Recognizing symptoms of an eating disorder and assisting the person with the symptoms in getting help can be life-saving. Below are some telltale signs that a college athlete is grappling with an eating disorder:
- Conveying intense need to be perfect
- Displaying extremely thin appearance
- Communicating fear about gaining weight or becoming fat
- Rigidly restricting food intake
- Being seemingly obsessed with achieving athletic goals
- Purging after meals
- Making comments that infer that self-esteem is strongly tied to body weight and image
- Abusing diuretics, laxatives, and/or diet pills
- Excessively training
Coaches, parents, peers, and other loved ones should heed the above signs as warnings that therapeutic, and possibly medical, intervention is needed.
Being Attuned to the Red Flags
Considering the elevated risk between college athletes and eating disorders, those closest to them should be especially attuned to these types of red flags. If it is identified that an athlete is grappling with symptoms of an eating disorder, getting help sooner rather than later can prevent more serious harm.
The long-term presence of an eating disorder can trigger the onset of other mental health concerns and be fatal if treatment is not sought and implemented.
Fortunately, there are several treatment options available that teach college athletes how to manage stress, sustain good nutrition, abstain from dangerous eating habits and weight-loss methods, and acquire the skills and tools needed to live healthy lives.
Site Description: Timberline Knolls, a nationally respected residential treatment center, specializes in the treatment of eating disorders, substance abuse and addiction, and mood disorders for adolescent girls and adult women.
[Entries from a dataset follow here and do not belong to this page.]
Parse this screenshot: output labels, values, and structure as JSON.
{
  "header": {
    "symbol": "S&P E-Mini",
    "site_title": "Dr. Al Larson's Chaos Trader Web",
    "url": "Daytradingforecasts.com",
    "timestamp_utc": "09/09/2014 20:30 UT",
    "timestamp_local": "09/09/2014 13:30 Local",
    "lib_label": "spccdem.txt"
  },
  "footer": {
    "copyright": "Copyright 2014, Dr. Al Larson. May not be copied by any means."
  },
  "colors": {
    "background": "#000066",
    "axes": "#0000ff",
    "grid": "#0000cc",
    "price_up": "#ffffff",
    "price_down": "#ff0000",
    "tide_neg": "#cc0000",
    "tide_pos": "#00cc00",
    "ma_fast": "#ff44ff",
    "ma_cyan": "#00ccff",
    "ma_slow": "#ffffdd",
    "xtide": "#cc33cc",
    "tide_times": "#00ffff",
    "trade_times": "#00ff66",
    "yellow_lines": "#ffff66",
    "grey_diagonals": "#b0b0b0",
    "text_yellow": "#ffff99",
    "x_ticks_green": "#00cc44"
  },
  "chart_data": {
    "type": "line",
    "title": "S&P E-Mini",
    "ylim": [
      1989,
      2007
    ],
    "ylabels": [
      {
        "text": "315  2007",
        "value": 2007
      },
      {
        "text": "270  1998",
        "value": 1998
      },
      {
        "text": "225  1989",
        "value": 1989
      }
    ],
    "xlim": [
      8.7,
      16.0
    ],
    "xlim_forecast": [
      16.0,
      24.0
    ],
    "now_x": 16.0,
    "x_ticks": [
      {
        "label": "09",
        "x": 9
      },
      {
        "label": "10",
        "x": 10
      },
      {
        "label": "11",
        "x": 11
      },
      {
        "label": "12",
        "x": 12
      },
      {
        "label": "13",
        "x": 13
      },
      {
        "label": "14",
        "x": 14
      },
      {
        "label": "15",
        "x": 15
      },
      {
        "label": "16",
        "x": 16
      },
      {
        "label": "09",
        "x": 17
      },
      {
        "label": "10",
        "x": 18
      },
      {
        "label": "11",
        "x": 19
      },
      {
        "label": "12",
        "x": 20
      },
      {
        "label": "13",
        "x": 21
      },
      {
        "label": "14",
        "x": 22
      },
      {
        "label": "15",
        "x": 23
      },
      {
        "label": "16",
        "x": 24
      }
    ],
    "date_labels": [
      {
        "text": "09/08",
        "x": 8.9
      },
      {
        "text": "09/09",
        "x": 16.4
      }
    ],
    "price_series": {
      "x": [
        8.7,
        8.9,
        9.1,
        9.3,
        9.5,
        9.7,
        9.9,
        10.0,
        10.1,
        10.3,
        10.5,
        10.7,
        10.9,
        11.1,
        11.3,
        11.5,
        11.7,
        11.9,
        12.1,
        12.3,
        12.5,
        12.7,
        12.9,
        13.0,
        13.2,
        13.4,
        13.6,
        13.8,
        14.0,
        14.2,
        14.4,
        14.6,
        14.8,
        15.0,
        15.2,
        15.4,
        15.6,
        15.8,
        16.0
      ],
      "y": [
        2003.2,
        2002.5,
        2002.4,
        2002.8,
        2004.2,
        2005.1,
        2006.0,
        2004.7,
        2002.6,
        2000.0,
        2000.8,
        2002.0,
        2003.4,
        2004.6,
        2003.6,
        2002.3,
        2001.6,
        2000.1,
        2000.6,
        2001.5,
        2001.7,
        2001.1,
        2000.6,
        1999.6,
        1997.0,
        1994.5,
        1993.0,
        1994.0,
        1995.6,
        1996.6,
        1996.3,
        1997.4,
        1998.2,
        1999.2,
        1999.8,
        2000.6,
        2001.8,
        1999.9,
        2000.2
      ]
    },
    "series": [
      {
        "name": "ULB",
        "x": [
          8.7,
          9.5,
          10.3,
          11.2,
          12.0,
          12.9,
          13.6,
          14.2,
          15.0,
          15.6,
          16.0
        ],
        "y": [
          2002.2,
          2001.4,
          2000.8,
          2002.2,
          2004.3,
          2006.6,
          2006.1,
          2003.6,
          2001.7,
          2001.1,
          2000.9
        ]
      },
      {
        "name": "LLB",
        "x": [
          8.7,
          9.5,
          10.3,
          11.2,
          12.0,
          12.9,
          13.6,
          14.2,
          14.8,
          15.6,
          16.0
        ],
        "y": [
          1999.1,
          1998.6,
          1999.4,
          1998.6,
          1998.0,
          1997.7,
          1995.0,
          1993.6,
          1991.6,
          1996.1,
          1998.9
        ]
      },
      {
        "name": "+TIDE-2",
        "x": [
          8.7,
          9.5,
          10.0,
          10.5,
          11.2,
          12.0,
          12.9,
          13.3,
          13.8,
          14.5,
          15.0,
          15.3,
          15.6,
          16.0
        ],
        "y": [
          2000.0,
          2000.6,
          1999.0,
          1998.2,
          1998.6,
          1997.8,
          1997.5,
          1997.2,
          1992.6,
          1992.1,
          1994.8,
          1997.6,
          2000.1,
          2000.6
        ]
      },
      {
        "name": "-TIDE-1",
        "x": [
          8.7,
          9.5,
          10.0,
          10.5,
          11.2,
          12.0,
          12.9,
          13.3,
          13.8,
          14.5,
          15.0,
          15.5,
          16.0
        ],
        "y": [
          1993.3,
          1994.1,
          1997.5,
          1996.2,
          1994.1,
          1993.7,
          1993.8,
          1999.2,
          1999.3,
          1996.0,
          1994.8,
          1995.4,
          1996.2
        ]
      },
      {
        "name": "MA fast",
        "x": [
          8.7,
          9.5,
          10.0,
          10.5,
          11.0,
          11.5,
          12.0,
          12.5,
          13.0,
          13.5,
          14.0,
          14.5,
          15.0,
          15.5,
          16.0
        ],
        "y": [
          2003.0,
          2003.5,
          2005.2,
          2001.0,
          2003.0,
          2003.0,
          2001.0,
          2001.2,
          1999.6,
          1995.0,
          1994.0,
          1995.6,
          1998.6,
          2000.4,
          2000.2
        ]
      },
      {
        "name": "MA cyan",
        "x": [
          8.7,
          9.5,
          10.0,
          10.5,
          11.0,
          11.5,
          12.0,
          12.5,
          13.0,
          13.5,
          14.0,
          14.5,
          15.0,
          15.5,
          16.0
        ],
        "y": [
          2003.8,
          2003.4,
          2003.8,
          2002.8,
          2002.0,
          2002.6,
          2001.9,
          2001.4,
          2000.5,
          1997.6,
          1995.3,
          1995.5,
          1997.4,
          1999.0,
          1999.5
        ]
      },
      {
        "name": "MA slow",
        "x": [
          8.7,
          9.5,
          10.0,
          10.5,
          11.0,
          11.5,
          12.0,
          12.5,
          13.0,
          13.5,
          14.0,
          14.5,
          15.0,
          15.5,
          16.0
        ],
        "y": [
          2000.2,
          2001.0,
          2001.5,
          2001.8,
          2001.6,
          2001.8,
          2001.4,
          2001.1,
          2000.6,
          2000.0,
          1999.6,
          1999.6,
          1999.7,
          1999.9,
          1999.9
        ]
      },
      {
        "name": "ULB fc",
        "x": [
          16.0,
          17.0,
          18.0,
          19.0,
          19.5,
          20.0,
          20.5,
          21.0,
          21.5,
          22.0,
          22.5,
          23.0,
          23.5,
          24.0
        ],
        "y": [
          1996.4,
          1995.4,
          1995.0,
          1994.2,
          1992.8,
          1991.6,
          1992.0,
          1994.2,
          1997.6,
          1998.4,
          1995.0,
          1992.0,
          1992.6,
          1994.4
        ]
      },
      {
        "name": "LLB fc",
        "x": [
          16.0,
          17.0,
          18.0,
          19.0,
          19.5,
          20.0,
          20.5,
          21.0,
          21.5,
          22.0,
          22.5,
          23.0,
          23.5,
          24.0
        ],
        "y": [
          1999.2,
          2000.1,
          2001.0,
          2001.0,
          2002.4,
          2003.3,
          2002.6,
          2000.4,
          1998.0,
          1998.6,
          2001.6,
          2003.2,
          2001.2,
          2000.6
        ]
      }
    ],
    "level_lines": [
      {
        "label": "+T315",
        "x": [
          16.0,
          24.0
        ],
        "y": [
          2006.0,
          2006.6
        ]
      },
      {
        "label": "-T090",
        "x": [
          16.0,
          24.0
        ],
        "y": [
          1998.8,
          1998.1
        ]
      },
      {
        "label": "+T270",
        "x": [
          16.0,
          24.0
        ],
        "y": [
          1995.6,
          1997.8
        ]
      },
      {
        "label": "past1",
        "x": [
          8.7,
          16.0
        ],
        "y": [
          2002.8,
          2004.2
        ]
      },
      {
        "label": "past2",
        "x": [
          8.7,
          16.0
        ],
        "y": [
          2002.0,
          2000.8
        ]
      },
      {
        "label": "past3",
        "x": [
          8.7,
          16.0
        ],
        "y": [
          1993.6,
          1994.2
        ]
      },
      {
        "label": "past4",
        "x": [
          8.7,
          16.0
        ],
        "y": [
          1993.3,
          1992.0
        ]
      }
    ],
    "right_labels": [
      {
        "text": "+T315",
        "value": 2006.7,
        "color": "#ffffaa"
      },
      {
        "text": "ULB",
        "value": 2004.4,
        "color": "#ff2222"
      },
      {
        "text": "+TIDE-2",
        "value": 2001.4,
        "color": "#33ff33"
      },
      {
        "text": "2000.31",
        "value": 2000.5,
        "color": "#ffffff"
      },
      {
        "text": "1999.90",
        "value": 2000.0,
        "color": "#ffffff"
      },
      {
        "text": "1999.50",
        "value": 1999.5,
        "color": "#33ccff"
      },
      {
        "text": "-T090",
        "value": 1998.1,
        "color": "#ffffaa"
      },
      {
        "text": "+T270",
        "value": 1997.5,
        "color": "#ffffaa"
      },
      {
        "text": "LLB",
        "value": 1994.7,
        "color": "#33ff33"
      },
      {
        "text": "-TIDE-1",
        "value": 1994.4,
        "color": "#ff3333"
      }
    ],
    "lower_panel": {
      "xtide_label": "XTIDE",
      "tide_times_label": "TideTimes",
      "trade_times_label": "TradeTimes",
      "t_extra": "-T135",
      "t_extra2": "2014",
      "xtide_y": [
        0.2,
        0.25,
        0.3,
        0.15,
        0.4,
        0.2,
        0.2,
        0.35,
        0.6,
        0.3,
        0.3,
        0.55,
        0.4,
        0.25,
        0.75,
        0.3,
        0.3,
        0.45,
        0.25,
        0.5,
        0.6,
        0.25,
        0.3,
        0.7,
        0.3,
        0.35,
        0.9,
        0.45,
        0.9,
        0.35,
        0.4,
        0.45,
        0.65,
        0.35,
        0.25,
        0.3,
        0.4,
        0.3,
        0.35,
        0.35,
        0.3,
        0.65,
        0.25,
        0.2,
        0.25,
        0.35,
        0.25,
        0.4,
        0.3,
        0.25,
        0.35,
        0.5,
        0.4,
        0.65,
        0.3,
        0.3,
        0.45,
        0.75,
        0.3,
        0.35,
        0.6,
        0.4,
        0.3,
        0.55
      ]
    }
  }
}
Through a holistic, individualized, and nurturing treatment approach, the goal of Timberline Knolls is to help residents achieve lifelong recovery.
Contributor: Heather Wilk, MA, NCC, Timberline Knolls Staff
The opinions and views of our guest contributors are shared to provide a broad perspective of eating disorders. These are not necessarily the views of Eating Disorder Hope, but an effort to offer discussion of various issues by different concerned individuals.
Last Updated & Reviewed By: Jacquelyn Ekern, MS, LPC on January 22nd, 2015
Published on EatingDisorderHope.com